(Source: The Post, 16.09.10)

State Urged to Revisit Fuel Tax
The Economic Association of Zambia (EAZ) has appealed to government to revisit fuel taxes to help reduce the cost of fuel which is still high. The EAZ said the high cost of fuel is negatively impacting the domestic economy because production costs remain high. The Association has also called for accelerated capital projects and empowerment programmes to provide more investment and create employment, if Zambia has to maintain economic growth.

EAZ has also noted that there is need to ensure more deliberate well targeted pro-poor programmes for the vulnerable to achieve greater impact on reducing poverty, especially in rural areas. The EAZ also stated that since Zambia has identified unemployment as a root cause of poverty, there is need for increasing the working population through expedite capital projects which can create jobs.

(Source: Zambia Daily Mail, 24.09.10)

Snapshots on Consumer Issues

Dealers Prosecuted For Fake Products
Fake and expired products are hazardous to the health of every human being, but most dealers do not seem to care because they are interested in making money at the risk of others. It is for this reason that the UN Secretary General’s Special Envoy for AIDS in Africa Elizabeth Mataka called for the prosecution of people dealing in counterfeit and expired products.

Mataka said fake and expired products such as infant and healthy products were dangerous to human lives and that the country needs to strengthen the certification of products to save lives. She also emphasised on imposing quality control on all goods coming to the country and also prosecuting the people involved in dealing with such kinds of goods.

(Source: The Post, 13.09.10)

Government Rules out Fuel Shortage
Every year during the annual maintenance shut down of Indeni, which is the main fuel terminal in Zambia, the country faces a shortage of fuel. In 2010, the government has assured that there would not be any fuel shortages in the country during the annual maintenance shut down of Indeni. The shutdown for the planned maintenance will last for a period of 40-45 days. The government hopes to stockpile enough fuel and import during the maintenance period. It is also rehabilitating a third tank at the Ndola fuel terminal with a capacity of nine million litres for storage of petrol expected to be completed soon.

(Source: The Post, 17.08.10)

Farmers Accused of Manipulating Wheat Prices
Bakers in Zambia have charged that farmers are manipulating wheat prices and urged the government to lift the ban on flour imports. But the Zambia National Farmers Union (ZNFU) has described the charge by the bakers as utter nonsense, accusing them of profiteering and milking customers. ZNFU President Jervis Zimba said the assertions clearly demonstrated that the bakers have scanty knowledge of the whole wheat industry particularly the important contribution of wheat sub sector to the agricultural industry and the economy as a whole and are only pre occupied with milking their Zambian consumers.

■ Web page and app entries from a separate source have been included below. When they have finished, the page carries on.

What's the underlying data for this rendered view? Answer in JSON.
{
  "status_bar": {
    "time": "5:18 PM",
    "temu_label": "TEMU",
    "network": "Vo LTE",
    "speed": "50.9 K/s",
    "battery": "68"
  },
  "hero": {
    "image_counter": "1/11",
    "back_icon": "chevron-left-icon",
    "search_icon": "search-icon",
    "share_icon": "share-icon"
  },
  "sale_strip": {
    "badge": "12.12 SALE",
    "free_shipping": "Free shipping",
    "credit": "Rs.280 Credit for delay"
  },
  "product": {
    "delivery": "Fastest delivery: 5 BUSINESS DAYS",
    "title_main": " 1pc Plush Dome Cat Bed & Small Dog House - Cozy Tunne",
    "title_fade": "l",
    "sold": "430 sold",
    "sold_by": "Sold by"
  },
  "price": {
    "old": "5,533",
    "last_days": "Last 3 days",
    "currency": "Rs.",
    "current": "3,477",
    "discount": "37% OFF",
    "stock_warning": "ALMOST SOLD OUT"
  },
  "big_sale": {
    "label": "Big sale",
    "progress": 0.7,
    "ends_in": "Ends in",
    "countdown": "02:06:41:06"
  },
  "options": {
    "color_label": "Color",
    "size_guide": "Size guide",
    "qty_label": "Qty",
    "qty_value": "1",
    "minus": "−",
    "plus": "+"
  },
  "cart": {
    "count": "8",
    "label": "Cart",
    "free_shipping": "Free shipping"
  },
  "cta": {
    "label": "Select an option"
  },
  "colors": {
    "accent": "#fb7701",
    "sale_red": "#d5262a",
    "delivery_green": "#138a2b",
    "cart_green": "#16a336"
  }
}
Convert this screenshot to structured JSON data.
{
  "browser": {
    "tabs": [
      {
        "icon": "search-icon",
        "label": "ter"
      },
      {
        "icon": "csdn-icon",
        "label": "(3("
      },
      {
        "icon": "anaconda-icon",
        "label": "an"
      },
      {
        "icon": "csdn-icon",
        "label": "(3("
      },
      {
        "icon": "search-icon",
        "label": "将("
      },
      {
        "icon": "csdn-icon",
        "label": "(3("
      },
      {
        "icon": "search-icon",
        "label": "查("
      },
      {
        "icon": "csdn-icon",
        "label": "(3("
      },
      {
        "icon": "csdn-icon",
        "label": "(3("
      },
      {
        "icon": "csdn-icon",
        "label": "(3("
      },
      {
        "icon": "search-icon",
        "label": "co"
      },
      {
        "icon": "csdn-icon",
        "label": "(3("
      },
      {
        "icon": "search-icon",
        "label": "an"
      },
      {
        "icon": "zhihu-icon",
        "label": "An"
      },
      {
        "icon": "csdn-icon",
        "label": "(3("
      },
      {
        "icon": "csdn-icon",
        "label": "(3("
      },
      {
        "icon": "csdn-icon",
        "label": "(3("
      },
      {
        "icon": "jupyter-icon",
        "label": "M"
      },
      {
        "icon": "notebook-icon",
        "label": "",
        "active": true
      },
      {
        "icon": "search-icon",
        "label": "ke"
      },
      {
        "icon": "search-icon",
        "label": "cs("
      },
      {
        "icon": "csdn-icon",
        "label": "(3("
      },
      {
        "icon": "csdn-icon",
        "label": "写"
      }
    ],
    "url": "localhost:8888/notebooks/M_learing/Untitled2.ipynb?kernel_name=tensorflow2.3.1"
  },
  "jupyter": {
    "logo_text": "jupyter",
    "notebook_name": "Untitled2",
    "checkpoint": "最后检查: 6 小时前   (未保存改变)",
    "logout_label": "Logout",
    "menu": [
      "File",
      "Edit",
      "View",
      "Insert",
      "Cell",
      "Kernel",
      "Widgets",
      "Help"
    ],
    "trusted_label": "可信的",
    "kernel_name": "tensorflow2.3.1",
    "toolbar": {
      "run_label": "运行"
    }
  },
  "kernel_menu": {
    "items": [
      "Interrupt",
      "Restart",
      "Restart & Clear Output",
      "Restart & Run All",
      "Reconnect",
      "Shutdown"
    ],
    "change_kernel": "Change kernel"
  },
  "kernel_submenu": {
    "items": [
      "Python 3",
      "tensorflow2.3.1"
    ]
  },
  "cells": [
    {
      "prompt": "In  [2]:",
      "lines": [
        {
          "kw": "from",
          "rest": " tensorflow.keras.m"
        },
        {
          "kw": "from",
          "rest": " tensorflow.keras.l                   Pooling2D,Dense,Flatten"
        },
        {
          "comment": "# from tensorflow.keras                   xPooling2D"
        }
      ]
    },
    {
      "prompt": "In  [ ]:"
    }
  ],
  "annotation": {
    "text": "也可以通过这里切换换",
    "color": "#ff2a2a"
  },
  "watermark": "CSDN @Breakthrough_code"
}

(Source: Zambia Daily Mail, 17.09.10)

About the Newsletter
Consumer Watch newsletter is a joint initiative of the CUTS ARC and ZACA, published with the objective of enhancing consumer welfare through sensitisation, information dissemination and capacity building of consumers, business entities and government. While addressing consumer concerns, the newsletter focuses on bringing out issues such as violation of consumer rights and measures to be taken by the relevant authorities to protect stakeholders.

CUTS ARC and ZACA will strive to support and lobby the Government and the stakeholders to ensure resumption of the process to eventually enact a functional Consumer Protection Law in the country and also establish a functional institutional mechanism to implement the law. This is in line with the changes taking place in other countries in the region in the wake of globalisation and liberalisation. Apart from carrying consumer-related information, the publication will also give an analysis on current consumer concerns in the country.